Requirement :: In the records, find every line with the word "fill" and copy it out.

========================

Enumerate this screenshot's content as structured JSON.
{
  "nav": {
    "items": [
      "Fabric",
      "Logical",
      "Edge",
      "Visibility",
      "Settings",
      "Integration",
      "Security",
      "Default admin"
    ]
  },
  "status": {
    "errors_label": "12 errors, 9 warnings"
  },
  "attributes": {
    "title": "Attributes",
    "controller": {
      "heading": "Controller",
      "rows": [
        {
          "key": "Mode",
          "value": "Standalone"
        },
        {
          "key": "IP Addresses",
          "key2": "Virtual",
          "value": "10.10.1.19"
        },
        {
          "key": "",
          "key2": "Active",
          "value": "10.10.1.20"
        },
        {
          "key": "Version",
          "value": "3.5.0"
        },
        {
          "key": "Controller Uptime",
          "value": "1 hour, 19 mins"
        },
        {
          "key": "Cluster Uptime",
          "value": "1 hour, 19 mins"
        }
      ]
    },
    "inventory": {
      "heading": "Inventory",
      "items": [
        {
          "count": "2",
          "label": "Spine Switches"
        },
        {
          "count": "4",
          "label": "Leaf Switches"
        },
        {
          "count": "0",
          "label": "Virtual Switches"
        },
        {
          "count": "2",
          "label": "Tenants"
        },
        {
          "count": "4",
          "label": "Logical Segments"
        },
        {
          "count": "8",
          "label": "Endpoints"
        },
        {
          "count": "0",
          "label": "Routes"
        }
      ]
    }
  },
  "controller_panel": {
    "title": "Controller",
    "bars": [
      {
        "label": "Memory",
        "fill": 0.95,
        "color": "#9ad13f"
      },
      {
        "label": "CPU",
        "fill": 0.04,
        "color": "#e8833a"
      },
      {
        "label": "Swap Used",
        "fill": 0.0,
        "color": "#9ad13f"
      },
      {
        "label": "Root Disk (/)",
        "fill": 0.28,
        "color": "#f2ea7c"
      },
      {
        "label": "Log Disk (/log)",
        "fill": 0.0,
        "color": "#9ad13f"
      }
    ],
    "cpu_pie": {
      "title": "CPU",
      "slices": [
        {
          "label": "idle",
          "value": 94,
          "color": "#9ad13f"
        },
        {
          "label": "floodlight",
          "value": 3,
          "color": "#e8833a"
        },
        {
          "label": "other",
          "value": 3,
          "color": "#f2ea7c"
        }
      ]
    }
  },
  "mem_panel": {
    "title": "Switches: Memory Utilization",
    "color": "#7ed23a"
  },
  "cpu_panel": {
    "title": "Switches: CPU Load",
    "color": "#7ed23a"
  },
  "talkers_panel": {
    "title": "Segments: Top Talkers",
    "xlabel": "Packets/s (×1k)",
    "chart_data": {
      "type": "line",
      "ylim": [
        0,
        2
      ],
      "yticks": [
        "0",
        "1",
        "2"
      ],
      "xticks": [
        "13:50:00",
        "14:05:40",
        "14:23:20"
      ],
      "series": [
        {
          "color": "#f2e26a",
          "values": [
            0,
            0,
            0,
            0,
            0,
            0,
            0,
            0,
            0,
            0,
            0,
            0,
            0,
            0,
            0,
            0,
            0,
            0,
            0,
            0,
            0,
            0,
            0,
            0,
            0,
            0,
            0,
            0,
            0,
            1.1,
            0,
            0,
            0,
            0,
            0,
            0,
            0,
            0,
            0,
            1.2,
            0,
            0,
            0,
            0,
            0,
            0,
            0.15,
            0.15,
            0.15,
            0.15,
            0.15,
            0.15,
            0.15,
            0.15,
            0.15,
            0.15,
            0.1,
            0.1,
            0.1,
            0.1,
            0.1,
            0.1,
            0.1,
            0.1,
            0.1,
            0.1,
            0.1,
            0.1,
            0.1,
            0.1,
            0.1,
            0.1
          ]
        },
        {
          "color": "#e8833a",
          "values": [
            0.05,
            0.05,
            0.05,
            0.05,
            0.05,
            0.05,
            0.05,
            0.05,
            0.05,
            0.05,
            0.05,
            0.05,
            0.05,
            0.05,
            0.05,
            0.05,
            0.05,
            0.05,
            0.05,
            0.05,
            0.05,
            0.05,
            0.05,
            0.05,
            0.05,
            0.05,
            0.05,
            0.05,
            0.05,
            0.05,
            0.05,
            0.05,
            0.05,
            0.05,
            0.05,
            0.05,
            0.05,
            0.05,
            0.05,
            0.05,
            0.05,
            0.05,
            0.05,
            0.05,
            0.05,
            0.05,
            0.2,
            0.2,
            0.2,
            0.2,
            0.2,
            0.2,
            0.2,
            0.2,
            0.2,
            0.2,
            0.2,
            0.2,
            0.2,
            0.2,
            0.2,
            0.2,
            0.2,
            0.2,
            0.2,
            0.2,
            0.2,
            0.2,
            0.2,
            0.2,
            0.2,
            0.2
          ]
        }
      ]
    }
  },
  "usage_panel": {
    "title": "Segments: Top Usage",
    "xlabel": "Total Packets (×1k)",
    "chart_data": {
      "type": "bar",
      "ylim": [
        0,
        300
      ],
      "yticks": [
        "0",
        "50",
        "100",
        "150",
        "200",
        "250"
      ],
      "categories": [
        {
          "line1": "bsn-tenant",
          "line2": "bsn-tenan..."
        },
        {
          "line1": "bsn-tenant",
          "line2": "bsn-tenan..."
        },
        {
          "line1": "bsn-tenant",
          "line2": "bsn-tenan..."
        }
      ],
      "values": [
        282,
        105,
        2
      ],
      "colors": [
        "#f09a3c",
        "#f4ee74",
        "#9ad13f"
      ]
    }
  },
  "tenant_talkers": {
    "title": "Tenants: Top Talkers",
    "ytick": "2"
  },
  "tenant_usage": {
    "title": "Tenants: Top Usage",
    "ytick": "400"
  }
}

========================

Response to the task ::
        "fill": 0.95,
        "fill": 0.04,
        "fill": 0.0,
        "fill": 0.28,
        "fill": 0.0,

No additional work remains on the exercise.